Click here to submit public comments to Ohio EPA by November 19.
1.) Insist algae toxin standards be created for Ohio drinking water supplies
2.) Request mandatory testing to occur at community water systems
In June 2014, Governor Kasich signed into law a bill that guts Ohio’s clean energy and efficiency standards. Passing this new law was not enough for Ohio’s utilities, though.
Now, Ohio’s largest electric utilities, AEP, Duke, and FirstEnergy are seeking to keep a number of Ohio’s oldest and dirtiest power plants open for years to come.
And they want you and me to pay for it.
February 17th, 2011
The State and National Scenic Little Miami River is in danger from a major new highway that could eventually become an extension of Interstate 74. The proposed Eastern Corridor Highway would extend from I-71 near Fairfax to I-275 in western Clermont County and include an interstate-ready new bridge in an ecologically threatened area of the river.
Sierrans and allies from the communities along the lower reaches of the Little Miami launched a furious campaign in recent weeks to stop the highway which was listed as a priority for funding by the Ohio Department of Transportation. ODOT’s Transportation Review Advisory Committee (TRAC) meets March 9th to finalize its funding priorities for 2011-2015.
Segments 2-3 would slice the village of Newtown in half, and Newtown officials expressed their gratitude to the Sierra Club Miami Group for alerting them to the TRAC’s public comment period. “The proposed alignments of the Eastern Corridor would destroy the integrity of our historical village, disrupt and eliminate a huge portion of the village’s tax base, plus add an intolerable amount of pollution to our scenic valley,” wrote Newtown Mayor Curt Cosby in his comments to the TRAC “The advancement of the Eastern Corridor through the Village of Newtown will not solve traffic issues and will only serve to destroy this village.”
Other allies included CABOOM (Citizens Against Blasting On Our Miami) which organized to fight a proposed Martin Marietta limestone mine along the same stretch of the Little Miami River, local organizations which promote sustainability initiatives, and local organizers with The Global Commons.
Segments 1-3 would be extremely expensive to build, because they must be elevated up to 14 feet out of the river’s flood plain. This will greatly increase toxic stormwater runoff into the river in an area where numerous rare, threatened and endangered species live.
The negative impacts on human health would be even greater. Planners estimate tens of thousands will use the highway every day, greatly increasing ozone and particulate air pollution in an area that contains numerous recreational facilities, homes, schools and churches.
You can send your comments through Gov. Kasich’s Web site http://governor.ohio.gov/ShareYourIdeas.aspx. Let the governor know you don’t want your tax dollars wasted on unnecessary new highways and that investing in mass transit, commuter rail, and hike/bike trails is an investment that protects our health and builds our economy.

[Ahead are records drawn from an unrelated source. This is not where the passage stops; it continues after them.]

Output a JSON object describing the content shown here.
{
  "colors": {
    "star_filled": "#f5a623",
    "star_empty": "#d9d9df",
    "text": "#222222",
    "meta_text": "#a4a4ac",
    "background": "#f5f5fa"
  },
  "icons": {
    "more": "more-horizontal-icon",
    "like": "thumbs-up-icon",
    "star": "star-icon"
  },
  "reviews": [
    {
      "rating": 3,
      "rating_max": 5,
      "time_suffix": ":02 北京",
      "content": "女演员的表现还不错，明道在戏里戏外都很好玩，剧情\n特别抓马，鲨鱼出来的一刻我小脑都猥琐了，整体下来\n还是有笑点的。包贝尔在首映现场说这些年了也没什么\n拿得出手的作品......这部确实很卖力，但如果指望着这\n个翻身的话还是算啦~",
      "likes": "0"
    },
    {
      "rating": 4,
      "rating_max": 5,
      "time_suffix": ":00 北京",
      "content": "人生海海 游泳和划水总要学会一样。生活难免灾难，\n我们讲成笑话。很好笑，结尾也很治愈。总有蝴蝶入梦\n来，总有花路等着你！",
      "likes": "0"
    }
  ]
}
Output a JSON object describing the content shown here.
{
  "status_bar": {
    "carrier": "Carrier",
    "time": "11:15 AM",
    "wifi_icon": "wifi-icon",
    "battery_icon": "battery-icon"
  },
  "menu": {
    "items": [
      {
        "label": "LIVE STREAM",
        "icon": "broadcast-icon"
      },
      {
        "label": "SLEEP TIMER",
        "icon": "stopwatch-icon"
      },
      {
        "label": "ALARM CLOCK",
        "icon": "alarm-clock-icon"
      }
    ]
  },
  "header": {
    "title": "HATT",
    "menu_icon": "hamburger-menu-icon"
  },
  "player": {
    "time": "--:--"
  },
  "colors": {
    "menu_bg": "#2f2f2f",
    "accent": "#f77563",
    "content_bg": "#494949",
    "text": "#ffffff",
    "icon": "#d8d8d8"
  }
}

You can also send comments by emailing email@example.com, an aide to Rep. Steve Stivers who is Ohio’s representative to the House Transportation and Infrastructure Committee. For more information, contact Chris Curran, Chair of the Miami Group’s Wild & Scenic Committee at firstname.lastname@example.org.